*Assignment*.
Whenever the word "function" shows up in a line of the data, copy that line.
++++++++++
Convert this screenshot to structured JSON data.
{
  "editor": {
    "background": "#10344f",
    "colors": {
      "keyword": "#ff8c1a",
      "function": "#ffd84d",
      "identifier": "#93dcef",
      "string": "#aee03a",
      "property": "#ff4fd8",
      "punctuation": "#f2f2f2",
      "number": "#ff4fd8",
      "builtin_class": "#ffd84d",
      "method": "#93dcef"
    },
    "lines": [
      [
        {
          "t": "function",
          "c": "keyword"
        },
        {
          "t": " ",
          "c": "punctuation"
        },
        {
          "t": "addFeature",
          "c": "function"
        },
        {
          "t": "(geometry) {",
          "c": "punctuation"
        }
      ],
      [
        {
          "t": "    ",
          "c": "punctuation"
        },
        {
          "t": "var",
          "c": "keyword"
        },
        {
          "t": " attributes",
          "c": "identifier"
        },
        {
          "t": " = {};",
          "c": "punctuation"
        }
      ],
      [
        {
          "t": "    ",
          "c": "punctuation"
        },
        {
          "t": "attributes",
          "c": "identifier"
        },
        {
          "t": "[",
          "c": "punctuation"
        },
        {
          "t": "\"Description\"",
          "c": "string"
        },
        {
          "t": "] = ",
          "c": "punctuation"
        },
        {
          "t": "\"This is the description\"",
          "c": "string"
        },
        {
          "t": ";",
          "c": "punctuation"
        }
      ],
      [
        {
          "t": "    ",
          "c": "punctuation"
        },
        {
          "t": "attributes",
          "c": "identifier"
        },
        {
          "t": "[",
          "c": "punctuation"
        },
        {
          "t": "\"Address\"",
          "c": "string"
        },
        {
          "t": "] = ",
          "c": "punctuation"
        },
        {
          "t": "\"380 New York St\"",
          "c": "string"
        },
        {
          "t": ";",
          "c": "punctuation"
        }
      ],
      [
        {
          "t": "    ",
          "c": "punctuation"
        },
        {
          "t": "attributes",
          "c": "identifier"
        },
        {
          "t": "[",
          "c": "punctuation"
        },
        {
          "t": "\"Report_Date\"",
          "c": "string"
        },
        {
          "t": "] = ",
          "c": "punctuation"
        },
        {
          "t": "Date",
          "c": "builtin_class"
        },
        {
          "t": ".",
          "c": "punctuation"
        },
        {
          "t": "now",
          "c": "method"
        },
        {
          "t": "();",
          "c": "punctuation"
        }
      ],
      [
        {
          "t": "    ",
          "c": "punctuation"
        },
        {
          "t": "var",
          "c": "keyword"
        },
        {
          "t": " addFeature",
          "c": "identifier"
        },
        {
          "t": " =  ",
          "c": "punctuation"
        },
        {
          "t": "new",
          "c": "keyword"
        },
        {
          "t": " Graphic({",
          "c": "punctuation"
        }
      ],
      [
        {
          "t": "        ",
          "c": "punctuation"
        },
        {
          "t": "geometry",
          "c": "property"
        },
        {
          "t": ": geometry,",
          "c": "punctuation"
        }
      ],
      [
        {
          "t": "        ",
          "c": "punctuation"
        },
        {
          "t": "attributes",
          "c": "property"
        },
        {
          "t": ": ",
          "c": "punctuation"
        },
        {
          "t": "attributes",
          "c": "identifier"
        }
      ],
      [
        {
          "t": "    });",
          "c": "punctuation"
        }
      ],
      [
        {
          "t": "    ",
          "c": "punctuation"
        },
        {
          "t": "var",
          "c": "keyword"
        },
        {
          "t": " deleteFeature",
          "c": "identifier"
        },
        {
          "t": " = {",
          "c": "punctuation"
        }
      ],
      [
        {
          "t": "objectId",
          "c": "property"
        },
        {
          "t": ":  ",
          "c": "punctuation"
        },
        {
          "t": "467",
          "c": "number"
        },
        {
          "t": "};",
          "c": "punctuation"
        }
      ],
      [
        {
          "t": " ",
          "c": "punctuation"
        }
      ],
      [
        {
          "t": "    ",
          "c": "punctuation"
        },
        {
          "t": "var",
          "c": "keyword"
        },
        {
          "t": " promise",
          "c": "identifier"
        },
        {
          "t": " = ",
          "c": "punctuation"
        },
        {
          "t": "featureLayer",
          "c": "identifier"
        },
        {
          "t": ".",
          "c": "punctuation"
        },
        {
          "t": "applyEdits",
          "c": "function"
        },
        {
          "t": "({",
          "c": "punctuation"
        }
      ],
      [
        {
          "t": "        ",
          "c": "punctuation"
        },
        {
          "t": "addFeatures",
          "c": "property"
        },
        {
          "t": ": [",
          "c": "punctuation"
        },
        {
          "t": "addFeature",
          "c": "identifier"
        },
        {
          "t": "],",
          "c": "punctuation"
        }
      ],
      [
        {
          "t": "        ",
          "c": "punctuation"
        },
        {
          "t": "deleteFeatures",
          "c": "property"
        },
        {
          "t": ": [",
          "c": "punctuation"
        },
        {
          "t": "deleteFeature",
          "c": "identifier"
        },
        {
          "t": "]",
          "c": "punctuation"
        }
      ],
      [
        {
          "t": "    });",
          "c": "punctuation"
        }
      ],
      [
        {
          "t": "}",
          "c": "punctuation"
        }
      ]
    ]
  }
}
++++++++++
*Finished task*.
      "function": "#ffd84d",
          "t": "function",
          "c": "function"
          "c": "function"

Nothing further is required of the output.